When experts try to persuade Americans that Africa matters, they routinely fail. The continent is simply too far away and statistics about its burgeoning population, fast-growing economies, and worrying security threats too abstract. What is missing in these expert pitches is how the region shapes and enriches people’s daily lives. In St. Louis, for example, it is clear that Africa plays an important role in the city’s economy, politics and culture. These interactions, not expert judgments, are the best evidence of why Africa matters.
In St. Louis, Africa is an important investment destination for some of the city’s top industries and Fortune 500 companies, contributing to the area’s economic health and employment. Last year, Anheuser-Busch InBev committed to invest up to $400 million at its brewery in Nigeria. The company sees the region as an important market, seeking to take advantage of rising incomes and beer consumption across a population of about 1 billion people. Major agricultural and health care biotechnology companies that have campuses in St. Louis, such as Bayer and Pfizer, also are very active in Africa. Boeing, which is one of the largest employers in St. Louis, has worked with African partners for more than 60 years. According to its website, Boeing aircraft represent approximately 70% of the commercial airplane market currently in service across the continent.
St. Louis’ university and scientific communities, as well as its national security institutions, similarly are involved in Africa. Benjamin Ola Akande, who is an assistant vice chancellor at Washington University-St. Louis’s Global Health Center, last year highlighted that 128 faculty members are working in 36 African countries.
Webster University opened a campus in Accra, Ghana, because, as its president explained, Africa is a “growing, youthful part of the world.” In 2016, the Bill and Melinda Gates Foundation awarded a $10.45 million to Donald Danforth Plant Science Center for a project on genetically modified cassava in Nigeria.
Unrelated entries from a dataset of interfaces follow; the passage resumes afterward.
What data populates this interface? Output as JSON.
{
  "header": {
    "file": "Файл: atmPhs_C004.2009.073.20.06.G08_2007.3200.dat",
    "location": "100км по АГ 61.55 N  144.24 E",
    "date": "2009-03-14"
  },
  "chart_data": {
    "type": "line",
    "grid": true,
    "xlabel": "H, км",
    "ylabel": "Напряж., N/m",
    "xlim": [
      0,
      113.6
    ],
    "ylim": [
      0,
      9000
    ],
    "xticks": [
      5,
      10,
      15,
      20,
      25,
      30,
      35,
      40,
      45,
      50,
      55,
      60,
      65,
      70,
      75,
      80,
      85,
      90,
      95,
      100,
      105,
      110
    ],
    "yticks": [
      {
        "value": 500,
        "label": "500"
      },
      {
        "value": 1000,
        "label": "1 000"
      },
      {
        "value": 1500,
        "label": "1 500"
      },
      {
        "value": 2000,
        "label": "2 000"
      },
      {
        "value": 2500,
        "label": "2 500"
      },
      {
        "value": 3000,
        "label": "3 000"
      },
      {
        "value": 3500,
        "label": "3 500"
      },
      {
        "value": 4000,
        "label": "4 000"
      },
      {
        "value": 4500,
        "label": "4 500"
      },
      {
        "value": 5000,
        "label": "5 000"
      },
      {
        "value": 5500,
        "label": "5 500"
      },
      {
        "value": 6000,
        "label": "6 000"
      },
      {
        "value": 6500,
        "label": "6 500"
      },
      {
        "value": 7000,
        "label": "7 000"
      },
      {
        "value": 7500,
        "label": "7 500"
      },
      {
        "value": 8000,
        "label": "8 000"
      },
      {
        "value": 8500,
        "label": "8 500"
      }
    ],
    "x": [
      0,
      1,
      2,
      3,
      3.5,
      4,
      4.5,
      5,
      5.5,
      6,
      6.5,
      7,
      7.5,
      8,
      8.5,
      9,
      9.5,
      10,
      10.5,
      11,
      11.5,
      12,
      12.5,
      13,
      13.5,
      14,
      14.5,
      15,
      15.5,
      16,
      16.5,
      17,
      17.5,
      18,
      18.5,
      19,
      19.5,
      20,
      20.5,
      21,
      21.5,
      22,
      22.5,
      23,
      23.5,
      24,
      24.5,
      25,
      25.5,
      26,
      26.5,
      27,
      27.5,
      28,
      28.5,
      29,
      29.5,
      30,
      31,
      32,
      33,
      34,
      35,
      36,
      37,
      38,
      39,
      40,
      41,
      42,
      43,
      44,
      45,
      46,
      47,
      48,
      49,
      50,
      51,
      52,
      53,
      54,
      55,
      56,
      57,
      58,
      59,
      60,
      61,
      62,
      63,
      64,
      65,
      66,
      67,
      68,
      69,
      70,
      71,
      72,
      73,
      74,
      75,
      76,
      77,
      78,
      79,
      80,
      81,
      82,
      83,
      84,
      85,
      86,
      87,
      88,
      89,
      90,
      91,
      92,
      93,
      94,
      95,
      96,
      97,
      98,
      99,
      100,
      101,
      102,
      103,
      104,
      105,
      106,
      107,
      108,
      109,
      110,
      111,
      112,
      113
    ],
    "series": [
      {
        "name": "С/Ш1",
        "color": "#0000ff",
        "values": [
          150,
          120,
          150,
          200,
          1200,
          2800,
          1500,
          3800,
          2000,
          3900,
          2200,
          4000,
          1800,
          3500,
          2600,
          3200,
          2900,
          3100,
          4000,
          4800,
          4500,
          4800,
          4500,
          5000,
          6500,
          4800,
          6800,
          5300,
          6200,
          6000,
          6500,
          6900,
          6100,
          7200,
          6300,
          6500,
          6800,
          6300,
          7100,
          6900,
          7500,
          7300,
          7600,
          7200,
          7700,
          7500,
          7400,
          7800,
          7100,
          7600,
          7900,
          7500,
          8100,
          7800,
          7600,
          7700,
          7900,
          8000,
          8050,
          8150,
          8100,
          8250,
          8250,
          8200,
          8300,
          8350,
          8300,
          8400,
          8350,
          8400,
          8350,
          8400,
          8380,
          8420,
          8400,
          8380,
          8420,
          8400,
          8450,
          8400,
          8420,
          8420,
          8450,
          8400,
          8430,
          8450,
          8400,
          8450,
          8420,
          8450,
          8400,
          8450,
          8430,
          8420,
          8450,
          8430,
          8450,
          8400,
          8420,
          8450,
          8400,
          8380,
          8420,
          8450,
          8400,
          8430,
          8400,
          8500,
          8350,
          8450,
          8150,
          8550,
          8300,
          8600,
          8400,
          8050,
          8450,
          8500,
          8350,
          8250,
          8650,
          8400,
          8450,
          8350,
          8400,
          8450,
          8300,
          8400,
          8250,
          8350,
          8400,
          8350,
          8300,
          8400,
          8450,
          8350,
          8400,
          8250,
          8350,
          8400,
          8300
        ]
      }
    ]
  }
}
In addition, some uniformed and civilian employees at Scott Air Base and the National Geospatial-Intelligence Agency work on Africa, providing logistic support and publicly releasable imagery to the U.S. military and its African partners.
Many of the area’s civic and religious leaders have connections to and an interest in Africa. Former Sen. John Danforth served as President George W. Bush’s envoy to Sudan. His approach defined the U.S. strategy toward Sudan until President Omar al-Bashir’s removal last April. Rep. William Lacy Clay, D-University City, has denounced racist statements directed at immigrant and refugee populations from Africa and non-European countries. Rep. Ann Wagner, R-Ballwin, has expressed an interest in U.S. policy toward Africa, specifically China’s investments in the region. Mayor Lyda Krewson has been an enthusiastic supporter of St. Louis’ sister city program, which includes Saint-Louis, Senegal. Many of the city’s churches and faith leaders also are involved in Africa, supporting missions to the Democratic Republic of the Congo, Senegal, Tanzania and Zambia.
Perhaps most significantly, St. Louis owes some of its diversity and cultural richness to Africa. Africans are part of the city’s growing foreign-born population, establishing themselves as prominent entrepreneurs, university star athletes, musicians and community leaders. Some have even become ambassadors for the city; Senegalese-American artist Akon has never been shy about talking up his teenage years in St. Louis. African art and music have become regular staples at the city’s theaters, museums and gardens. In October 2019, a new art exhibit called Saint Louis to St. Louis: The City on the River meets River City opened at Barrett Barrera Projects in the Central West End to showcase Senegalese artists and designers; both cities are named after Louis IX of France. There also is an annual African arts festival and film festival to present the continent’s cinematic works.
In other words, Africa matters to St. Louis. The experts might try to sway the American public on more weighty arguments about demography and national security, but it is not necessary. St. Louis’ ties to Africa have increased the city’s wealth, deepened its academic achievements, raised its foreign policy profile, and added to its vibrant cultural life. That’s reason enough.
Judd Devermont is director of the Africa Program at the Center for Strategic and International Studies in Washington, D.C. He previously served as the national intelligence officer for Africa.